UN conference shines light on technology 'haves' and 'have nots'
A two-day environmental conference at the UN this week pointed up the differences between developed and less developed nations. But did it also help to bring these two sides closer together?
UNITED NATIONS (BetaNews) - This week at the United Nations -- indisputably one of the world's most visible opinion forums -- BetaNews was present for a conference that shone the spotlight on an intriguing and important dictotomy in the global environment. The two-day event in New York City juxtaposed first-hand accounts of environmental damage to less advantaged nations, raised by UN officials, against the efforts of major computer makers from the industrialized nations to do a better job of preventing ecological harm.
Whether directly or indirectly, representatives of industry-leading OEMs such as IBM and Sun -- tasked by the UN's GAID to be "role models" for the rest of the business community in developed nations -- acknowledged during some sessions that customer data centers housing their equipment are gobbling up increasingly scarce electrical resources.
Tod Arbogast, director of Dell Computer's Sustainable Business unit, saw a larger opportunity to affect ecological improvement through better energy management of the world's huge and growing population of PCs.

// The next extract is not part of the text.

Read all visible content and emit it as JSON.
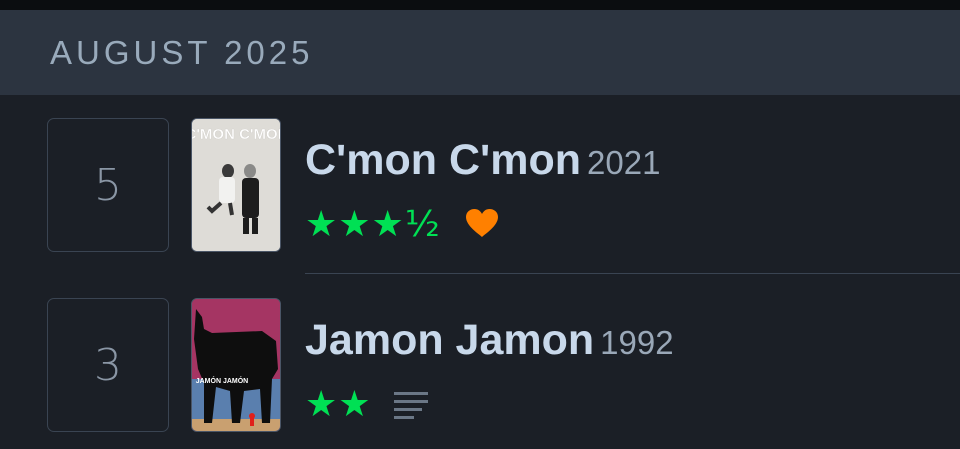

Erik Riedel, Ph.D., director of Interfaces and Architecture at Seagate, seemed to agree with Arbogast wholeheartedly. Riedel talked up Seagate's recently initiated efforts to adapt energy-saving technologies such as memory caching and multiple power-saving modes -- originally developed for notebook hard drives -- to desktop drives.
But in bringing together computer executives with UN officials, the two main organizers of the conference -- the UN-GAID and New York-based IT educational society AIT Global -- also appeared to drive home the disparities between the world's proverbial "haves and have nots" in ways that participants could grasp on a quite personal level.
Near the outset of her talk, Lori Duvall, director of Sun's "Eco Responsibility Program," noted that about everybody who works at a corporate data center is interested in electricity to some extent.
Some of Sun's customers aren't getting enough electricity, whereas others think they're paying too much for it. But customers in a third category are actually starting to get more "eco" conscious, Duvall said.
Yet also at the conference, it became crystal clear that if US businesses think that times are tough here, a lot of African villages don't have any electricity whatsoever.
In another session, Zimbabwe's ambassador, Boniface G. Chidyausiku, asked the UN for technology transfer of knowledge of wind and solar energy, to provide the energy needed for extending Internet access across a nation that is now 87% literate.
Some attendees seemed clearly moved. "We know that electricity is a real problem (for you). We know that reliable Internet is a problem. We (all) need to get together on this," responded AIT Global President Mike Lackey.
Chidyausiku also asked the UN for transfer of technology that would enable Zimbabwe to monitor and manage its own CO2 emissions, a factor often implicated in global warming.
The ambassador referred to possible indications of global warming in Zimbabwe that included damage to vegetation, animals, and the fish population, along with a rise in average temperatures of around seven degrees Celsius in recent years. But, he admitted, "more research is needed" to confirm whether CO2 emissions are to blame.
As pointed out by another speaker, Judy Artech-Carr, infrastructure is the world's number two cause of CO2 emissions. But the number three cause is transportation, and the top culprit is livestock.
Zimbabwe might not have much of an infastructure at this point. But it does have cars and trucks. And it certainly has lots of livestock. The same might also be said for a lot of other developing nations throughout the world.
Another speaker, Assistant Secretary Alexander ("Andy") Karsner of the U.S. Dept. of Energy, imputed data centers as "centers of waste." But Karsner stopped short of calling them major causes of CO2 emissions. And that makes sense, because data centers don't really seem to be that, no matter how much of the world's energy they might consume.
Meanwhile, an audience member somewhat stunned the proceedings at the United Nations by unexpectedly volunteering "deforestation" as another driver behind environmental harm to developing countries.
The Pygmies of Africa are becoming almost extinct, chimed in Muriel Glasgow, a former UNICEF worker for the UN. "I have lived among them," she elaborated.
The ex-UNICEF worker, currently Director of Sustainable Relationships at Genie Investments Global in New York City, blamed the tribe's problems on an inability to adapt to a deforested environment -- although she did not say who was responsible for this deforestation.
Another UN-er, Kathleen Abdalla, chief of the Division for Sustainable Developments at the UN Dept. of Economic and Social Affairs (UN-DESA), said during a panel discussion that in listening to the other speakers, she'd come to realize that remote sensor technology might be applied to issues such as preventing droughts and managing crop yields in less advantaged nations.
Yet it was Wayne Balta, IBM's VP for corporate environmental affairs and product safety, who'd raised those same possibilities earlier in the day.
So if the aim of this conference was to facilitate communications between citizens of developed and less developed nations about the real causes and effects of environmental problems, that's really exactly what happened, to a certain degree. It seemed like a good beginning, anyhow.